The chart of accounts is an essential part of any SaaS startup’s accounting processes—it determines how you categorize transactions and forms the basis of key financial statements. The level of detail you establish in the chart of accounts dictates whether you can generate reports on specific expense and revenue categories or only have high-level financial data.
However, most people outside of the finance team aren’t aware of what the chart of accounts is or how it impacts other financial processes. Let’s take a look under the hood at how a SaaS chart of accounts works.
What is a SaaS chart of accounts?
To understand what a chart of accounts is, you first need to know about general ledger accounts. Simply put, a general ledger (GL) account is a category of transactions. For example, most businesses have a GL account that groups together all their office expenses, another GL account for their payroll expenses, and so on.
A chart of accounts (also known as a COA) is a list of all the GL accounts you use to categorize your business’s transactions.
The design of your startup’s chart of accounts requires a balance between too much and too little detail. How much detail should be presented in the chart of accounts depends on the data needs of the business. However, it is important to remember that it is always possible to aggregate data if you require less detail; should you require more detail than you initially planned for, disaggregating data after the fact is much more difficult and incredibly time consuming. When in doubt, err in the direction of more detail than less.
Below is a sample SaaS chart of accounts.
It’s important to note that every business’s chart of accounts will look different. For example, because SaaS businesses gradually recognize subscription revenue over the course of customer contracts, a SaaS company chart of accounts will include a GL account for deferred revenue as a liability. For other industries, this account may not be necessary.
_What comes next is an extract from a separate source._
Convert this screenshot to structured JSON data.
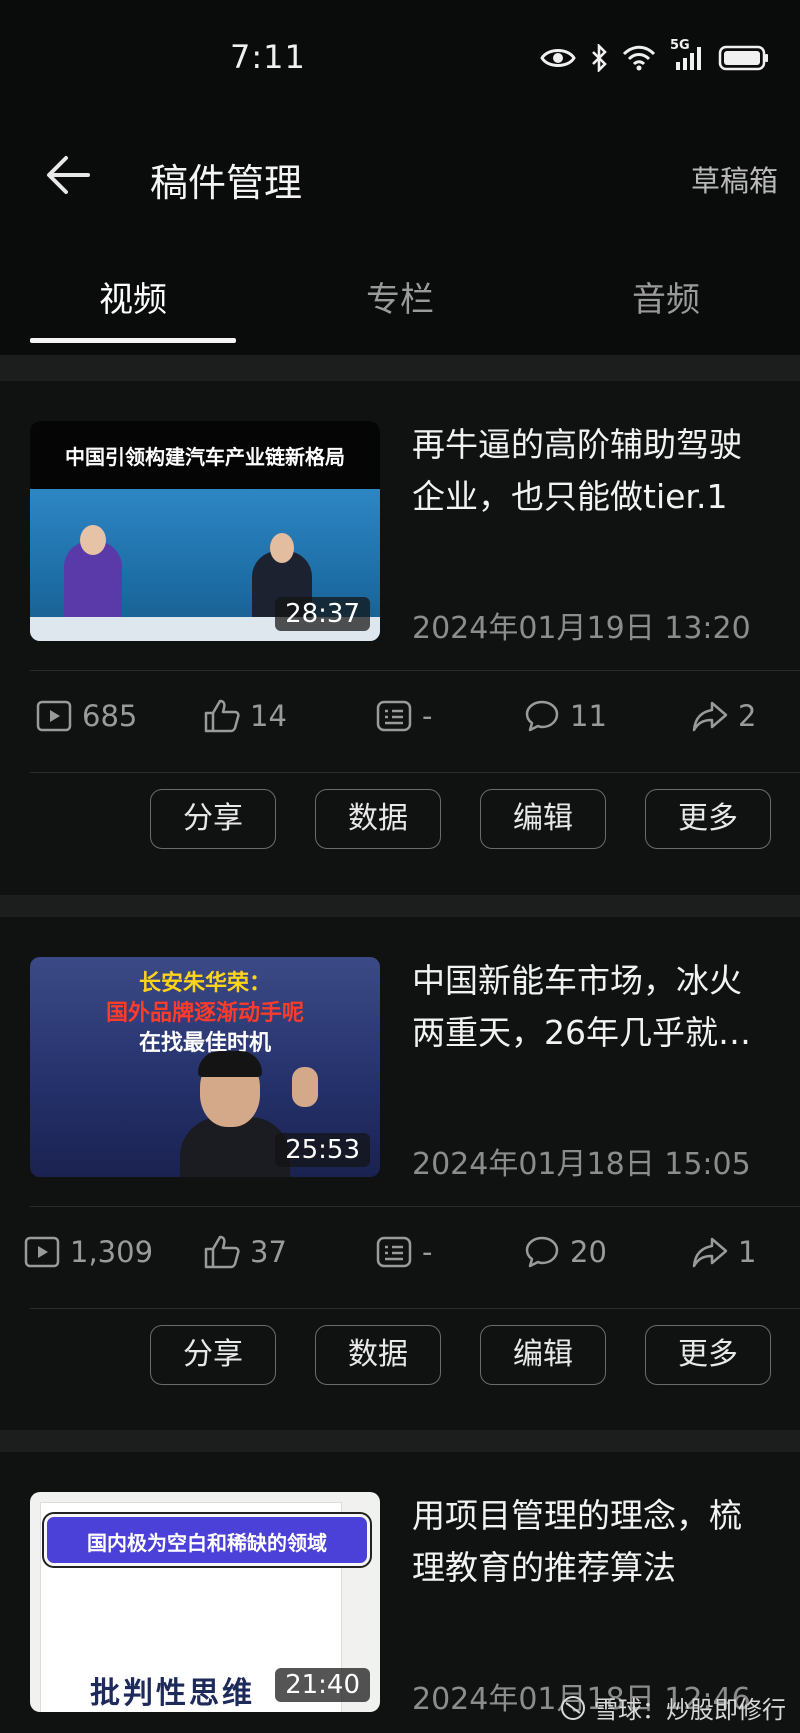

3 Key Elements Of A SaaS Chart Of Accounts
1. Account Names
The name of each GL account describes the transactions that it groups together. You should choose account names that make sense for your business model and are instantly understandable for your finance team. For example, in the sample chart of accounts above, there are eight GL accounts that the business uses to categorize various types of fixed assets:
- Computer & Office Equipment
- Furniture & Fixtures
- Leased Computer Equipment
- Accumulated Depreciation - Computers
- Accumulated Depreciation - Furniture
- Accumulated Depreciation - Leased Computer Equipment
- Intangible Asset - Domain
- Accumulated amortization
For more guidance on managing startup expenses, see: 4 Tips To Optimize Expense Management For Startups.
2. Account Types
The COA groups the GL accounts into broad categories known as account types. The account types will be similar for most businesses because they correspond with the key sections in the income statement (also known as the profit and loss statement or P&L) and the balance sheet. Some businesses choose to use more detailed categories, but there are five basic account types:
- Assets—Used in the balance sheet.
- Liabilities—Used in the balance sheet.
- Equity—Used in the balance sheet.
- Revenue—Used in the income statement.
- Expenses—Used in the income statement.
Based on the account type listed in the chart of accounts, software such as QuickBooks will automatically pull the data for each GL account to the relevant section in the financial statements. For example, the eight GL accounts listed in the previous section are grouped into the account type ‘Fixed Assets’. This tells your accounting software to use the data from these accounts in the assets section of the balance sheet.
3. Account Numbers
Each GL account is assigned a unique number that allows you to code transactions to the right account. Most SaaS charts of accounts have account numbers between four and seven digits. Using more digits gives you space to add accounts in the future, so if you’re expecting to grow, use at least five digits in your account numbering system.
The first digit in the account number indicates the financial statement and section to which it corresponds. For example:
Your income statement and balance sheet are generated using the information in the chart of accounts and may include the account name, account type, and type detail. For example, the following income statement is generated from the sample chart of accounts shown earlier in this article.
Looking for help building your chart of accounts?
At Zeni, our team of experts has years of experience helping SaaS startups build a financial foundation that supports their growth—including creating and managing the startup chart of accounts. Zeni is a modern, full-service finance firm that provides SaaS startups with outsourced bookkeeping, accounting, and CFO solutions to handle everything from startup budgeting to financial modeling. Zeni’s accountants will help you decide on the level of detail, design a GAAP-compliant chart of accounts, and set it up in your accounting software, so you have everything you need to generate financial reports.
Ready to get professional support with your SaaS accounting setup? Click here to book a call with Zeni.